++++ DATA FOR PROCESSING
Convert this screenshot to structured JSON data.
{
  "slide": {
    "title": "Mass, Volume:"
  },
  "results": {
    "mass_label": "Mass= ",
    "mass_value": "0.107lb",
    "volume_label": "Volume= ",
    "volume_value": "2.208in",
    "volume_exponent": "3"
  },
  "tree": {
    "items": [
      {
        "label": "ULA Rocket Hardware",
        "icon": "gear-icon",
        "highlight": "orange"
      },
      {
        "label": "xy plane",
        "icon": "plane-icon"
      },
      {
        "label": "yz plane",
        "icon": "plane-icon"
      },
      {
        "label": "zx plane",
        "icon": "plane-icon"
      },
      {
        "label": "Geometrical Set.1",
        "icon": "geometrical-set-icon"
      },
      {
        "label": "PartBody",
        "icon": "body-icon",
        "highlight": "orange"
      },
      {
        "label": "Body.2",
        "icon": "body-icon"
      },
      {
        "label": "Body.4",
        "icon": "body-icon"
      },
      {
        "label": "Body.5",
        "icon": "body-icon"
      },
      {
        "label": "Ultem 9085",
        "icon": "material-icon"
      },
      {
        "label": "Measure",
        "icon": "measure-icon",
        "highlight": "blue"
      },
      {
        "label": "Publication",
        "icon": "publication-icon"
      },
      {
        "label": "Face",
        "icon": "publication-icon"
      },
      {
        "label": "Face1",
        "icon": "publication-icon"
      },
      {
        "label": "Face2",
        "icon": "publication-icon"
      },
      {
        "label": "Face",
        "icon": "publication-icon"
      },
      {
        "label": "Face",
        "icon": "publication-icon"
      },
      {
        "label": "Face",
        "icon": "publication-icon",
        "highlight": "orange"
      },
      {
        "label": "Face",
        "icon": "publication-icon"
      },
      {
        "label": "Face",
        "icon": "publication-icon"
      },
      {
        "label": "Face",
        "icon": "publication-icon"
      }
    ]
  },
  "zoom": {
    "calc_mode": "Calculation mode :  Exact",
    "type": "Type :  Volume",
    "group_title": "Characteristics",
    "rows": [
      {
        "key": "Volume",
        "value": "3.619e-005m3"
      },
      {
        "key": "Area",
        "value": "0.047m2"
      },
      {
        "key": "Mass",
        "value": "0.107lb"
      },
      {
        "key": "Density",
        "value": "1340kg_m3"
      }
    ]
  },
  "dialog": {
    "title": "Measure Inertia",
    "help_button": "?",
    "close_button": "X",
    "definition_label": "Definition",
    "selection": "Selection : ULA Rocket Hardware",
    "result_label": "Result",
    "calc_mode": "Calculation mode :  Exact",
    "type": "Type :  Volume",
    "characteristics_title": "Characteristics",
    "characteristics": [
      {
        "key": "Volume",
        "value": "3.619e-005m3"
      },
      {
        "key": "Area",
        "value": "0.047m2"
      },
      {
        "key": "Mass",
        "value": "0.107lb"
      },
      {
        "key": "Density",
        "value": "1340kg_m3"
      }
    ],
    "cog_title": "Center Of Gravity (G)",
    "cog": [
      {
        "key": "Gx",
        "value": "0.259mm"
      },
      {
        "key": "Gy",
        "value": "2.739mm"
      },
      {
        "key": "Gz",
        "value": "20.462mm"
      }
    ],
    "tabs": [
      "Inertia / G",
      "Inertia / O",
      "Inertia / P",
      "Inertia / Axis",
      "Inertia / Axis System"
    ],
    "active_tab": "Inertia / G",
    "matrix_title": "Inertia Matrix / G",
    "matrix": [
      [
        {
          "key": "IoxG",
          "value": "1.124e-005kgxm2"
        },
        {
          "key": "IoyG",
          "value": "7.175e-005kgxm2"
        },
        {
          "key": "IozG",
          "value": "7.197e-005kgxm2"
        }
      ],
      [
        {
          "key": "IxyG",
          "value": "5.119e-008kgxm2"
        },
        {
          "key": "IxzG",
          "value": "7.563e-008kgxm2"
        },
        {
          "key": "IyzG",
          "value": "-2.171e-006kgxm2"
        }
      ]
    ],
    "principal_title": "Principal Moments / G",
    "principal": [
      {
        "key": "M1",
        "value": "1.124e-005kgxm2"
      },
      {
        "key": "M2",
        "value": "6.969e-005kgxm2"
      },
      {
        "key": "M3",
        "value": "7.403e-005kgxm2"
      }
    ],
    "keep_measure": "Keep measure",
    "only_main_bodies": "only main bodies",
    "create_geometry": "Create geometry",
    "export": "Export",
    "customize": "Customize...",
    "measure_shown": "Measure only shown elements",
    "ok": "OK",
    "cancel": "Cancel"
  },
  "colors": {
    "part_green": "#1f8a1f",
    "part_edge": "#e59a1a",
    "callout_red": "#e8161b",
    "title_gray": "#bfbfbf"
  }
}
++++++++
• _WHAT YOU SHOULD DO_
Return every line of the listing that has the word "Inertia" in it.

• _ANSWER SECTION_
    "title": "Measure Inertia",
      "Inertia / G",
      "Inertia / O",
      "Inertia / P",
      "Inertia / Axis",
      "Inertia / Axis System"
    "active_tab": "Inertia / G",
    "matrix_title": "Inertia Matrix / G",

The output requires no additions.